Having spent countless hours in front of my computer building dream cities, and countless hours wandering in cities around the world, I certainly know what I would like to see in a city. Let’s examine some principles that Sim City mayors could employ in their projects to make both visitors and residents happy. Not perfect, but quite acceptable!

Here’s my list of top 5 strategies:

↑ Commuter train station with elevated rail system

1. Plenty of public transport options

Simcity provides a number of transportation tools at your disposal as the city mayor. You can build an underground metro system, surface tram network, elevated rail, monorail, high-speed rail, bus lines and regional railways. Most of my cities use two or three other kinds of mass transport modes in addition to buses and railways.

A comprehensive public transit system is a boon for residents and travellers alike, making it very convenient to hop across the town whether for work or for sight seeing. New-York City’s metro system always impresses me and so did Moscow’s. One of my favourite activities is to get a day pass and get off at a random station to explore the area.

↑ Broad central plaza with a tram station (belongs to the green line) flanking its west side and a City Hall on its east side

2. Parks, plazas and green space

Sim City encourages mayors to build green space. In fact, prosperity of a city is directly proportional to the amount of parks and plazas the city has.

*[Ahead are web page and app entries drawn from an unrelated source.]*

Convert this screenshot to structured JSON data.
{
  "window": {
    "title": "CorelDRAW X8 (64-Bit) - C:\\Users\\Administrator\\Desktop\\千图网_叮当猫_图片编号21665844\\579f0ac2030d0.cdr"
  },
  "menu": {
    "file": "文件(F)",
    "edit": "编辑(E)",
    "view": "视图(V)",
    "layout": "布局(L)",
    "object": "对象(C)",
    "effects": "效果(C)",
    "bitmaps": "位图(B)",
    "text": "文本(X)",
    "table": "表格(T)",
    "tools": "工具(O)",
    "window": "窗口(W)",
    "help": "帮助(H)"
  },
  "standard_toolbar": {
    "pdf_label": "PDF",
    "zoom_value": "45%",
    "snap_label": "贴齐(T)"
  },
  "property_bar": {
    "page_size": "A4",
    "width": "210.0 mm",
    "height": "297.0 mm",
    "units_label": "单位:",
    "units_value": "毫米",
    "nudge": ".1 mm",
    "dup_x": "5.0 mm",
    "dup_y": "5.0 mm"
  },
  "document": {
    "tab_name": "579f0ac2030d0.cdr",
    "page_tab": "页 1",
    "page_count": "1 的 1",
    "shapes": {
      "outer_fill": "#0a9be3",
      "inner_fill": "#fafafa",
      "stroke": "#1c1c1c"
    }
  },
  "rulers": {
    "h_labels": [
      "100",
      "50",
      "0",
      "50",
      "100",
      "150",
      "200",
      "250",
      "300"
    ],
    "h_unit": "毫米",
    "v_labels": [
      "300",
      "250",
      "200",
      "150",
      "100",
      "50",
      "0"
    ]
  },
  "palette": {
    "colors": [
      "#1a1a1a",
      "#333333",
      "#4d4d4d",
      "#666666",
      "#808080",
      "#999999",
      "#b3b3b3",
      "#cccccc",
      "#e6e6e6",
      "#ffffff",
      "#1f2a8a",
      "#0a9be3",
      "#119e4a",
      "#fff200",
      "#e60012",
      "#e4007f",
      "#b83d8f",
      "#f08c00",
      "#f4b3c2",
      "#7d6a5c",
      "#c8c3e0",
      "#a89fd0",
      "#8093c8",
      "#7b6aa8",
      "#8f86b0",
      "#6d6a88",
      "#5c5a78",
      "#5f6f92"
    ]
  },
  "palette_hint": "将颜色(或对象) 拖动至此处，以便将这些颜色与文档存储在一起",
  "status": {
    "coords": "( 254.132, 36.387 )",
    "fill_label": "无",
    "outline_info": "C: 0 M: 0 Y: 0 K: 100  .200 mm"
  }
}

As much as I love crowds (and I love them, I am from Mumbai!) I am also looking for places to wind down. In Toronto I like to go to parks for exercise, photography or to have a picnic with friends. When I am visiting a new city, I look for a green spaces to relax and have a meal or write my journal. It’s the best place for taking a break or people watching.

3. A tight knit Town centre and a town square

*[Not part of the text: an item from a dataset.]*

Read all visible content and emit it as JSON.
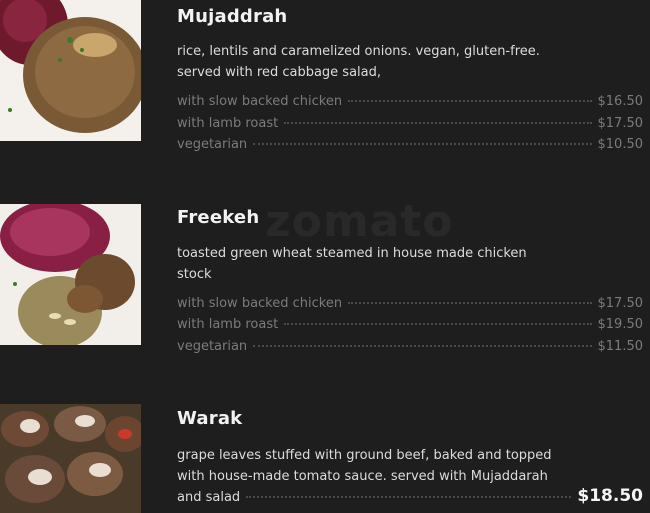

City planning has evolved over thousands of years and it manifests in a variety of flavours around the world. What’s common is a central place for people to gather, a place of power (or a spot for the occupy protests).

It could be the Red Square of Moscow or the Zocalo of Mexico City, I always strive to build a city square and place administrative buildings such as the city hall around it. Travelling in South America has influenced much of this peculiar colonial Spanish setup. It makes sense from an organizational perspective to place Sim City reward buildings such as the Mayor’s residence, Town and City Hall, Bureaucracy building, Senate house, etc.

4. Public spaces for recreation and entertainment

Travellers are always tight on budget, and I am sure it will get worse over time. I would love to visit a city that organises festivals, shows and concerts for people to enjoy. If the venue is a public space, ticket prices are usually cheaper too. Depending on my treasury I build entertainment centres, theaters, opera houses, libraries, etc. In Toronto, I am always supporting arts and culture (PS: I don’t mind if the city levies a surcharge to subsidize cultural events and festivals.) If I could build a Broadway theatre street in SimCity, I’d totally do that. Anything to build more cultural capital.

↑ Historic tram line running through this neighborhood that has characteristic duplex and triplex apartments

5. Characteristic neighbourhoods

If you checkout Philadelphia or Mexico City, you’ll notice clear characteristics that distinguish neighbourhoods from one another. I want that, I like that. Soviet style conformity may be efficient but it’s the fuzzy chaos of small streets and narrow alleys, local stores and markets, variety in architecture and such interesting features that that make a city rich in social capital.

If I build a high-density upscale residential neighbourhood, I build pedestrian malls and plazas. On the other hand low-density neighbourhoods get a park or two, winding streets and farmers markets. There is only so much you can control but it is possible to give different look to different districts of your city.

↑ Mixed income neighbourhood. Residents in this community voted to preserve their red brick-lined streets

So those were some Sim City specific factors that would make a city more interesting from a tourism perspective. Hope you enjoyed reading this post.

What other features would you add to your SimCity?